Especially when you consider that the Pixel line is the only place on Android where you get a guarantee of near-instant operating system and security updates for a full three years from a phone's launch well, it's easy to see how a $700 phone like the Pixel 5 could resonate with professionals and anyone else interested in an optimal Android experience.
All of that being said, the shift we're seeing with the Pixel 5 isn't entirely rainbows and roses.
The thorny side of Google's Pixel backtrack
The downside is what we're losing in the process. And I'm not talking about the higher-end processor or the previously-present shiny glass exterior; I'm talking about the ambitious and intensely promise-packed technology Google bundled into its high-end handsets, such as a system that debuted with the Pixel 4 last year and is now being abandoned.
That system was originally known as Project Soli and eventually branded as Motion Sense in the Pixel 4. It was a radar-based chip system that allowed the phone to sense even the tiniest hand movements and respond accordingly. It was some seriously sci-fi-level stuff and something that seemed ripe with potential.

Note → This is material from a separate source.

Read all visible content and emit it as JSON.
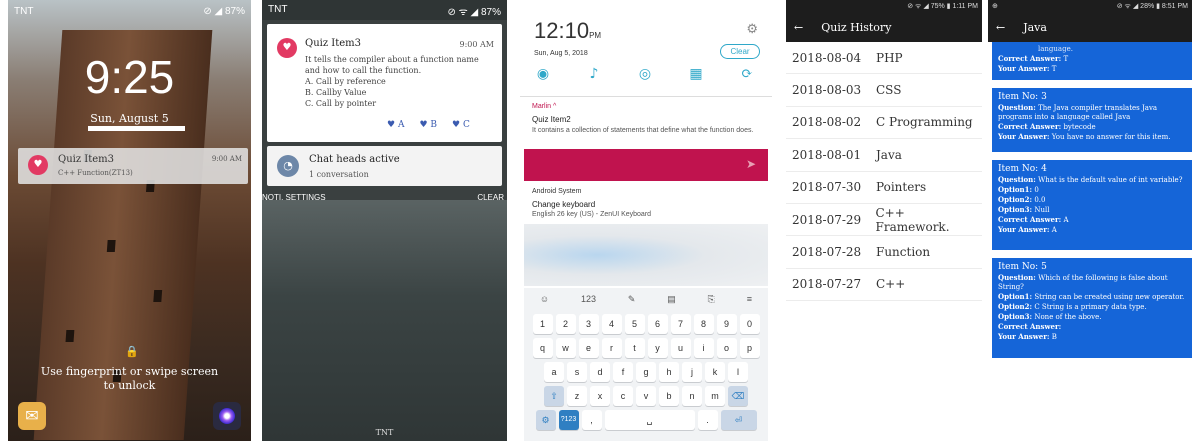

In practice, it mostly failed to win us over. The Pixel's implementation of Soli radar basically boiled down to a handful of limited and often inconsistent gestures for controlling audio playback and silencing sounds. Google assured us that was just the start that just "as Pixels get better over time," in the company's words, "Motion Sense [would] evolve as well." Google wanted to give us all time to get used to this new manner of interacting with our devices, the thinking went, and it'd expand the system's unique "language" and capabilities as time moved on.
And yet, here we are. One year later, and the system's barely evolved from its original form the knowledge that we'll never know what could have come from this system, had it been given the time and the resources it needed to mature. It's a classic Google about-face, as I put it earlier this year yet another one of the company's many moments of having some inspired idea, breathlessly convincing us of its value, and then changing direction and moving on instead of nourishing the notion and allowing it to develop.

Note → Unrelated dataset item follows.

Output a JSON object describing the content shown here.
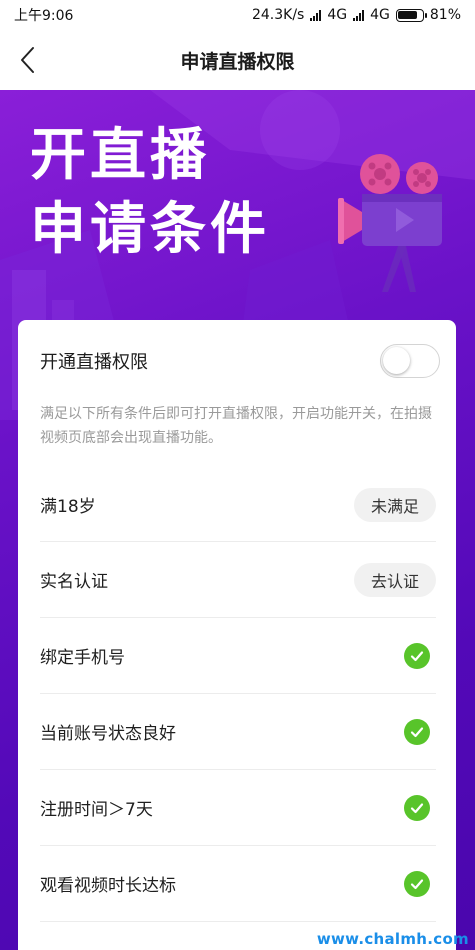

On a more immediate and practical level, it also seems to mark the end of the merely one-year-old secure face unlock feature for Google's Android phones — another shame, as the system worked incredibly well, added valuable security into the Pixel proposition, and (as I can attest to from personal experience) was one of those things you wouldn't want to give up once you'd grown accustomed to its convenience.
And all of that, of course, is but one example. Google execs have previously pointed out that high-end phones are critical for "driv[ing] computing forward" and achieving innovation, given the opportunities they allow for complex and costly Soli-style leaps. How many other new, interesting, and potentially transformative technologies won't ever make their way to the surface without a proper vehicle to support them?
In the grand scheme of things, maybe losing these luxury-level elements in order to create a more affordable Pixel phone is a price Google has to pay if it wants to turn its homemade phone program into a sustainable business. It makes sense on one level, even if it is disappointing on another. The true test, though, is to see if this latest strategy is one Google actually sticks with or if we find ourselves thinking about yet another "Google phone" pivot by this time next year.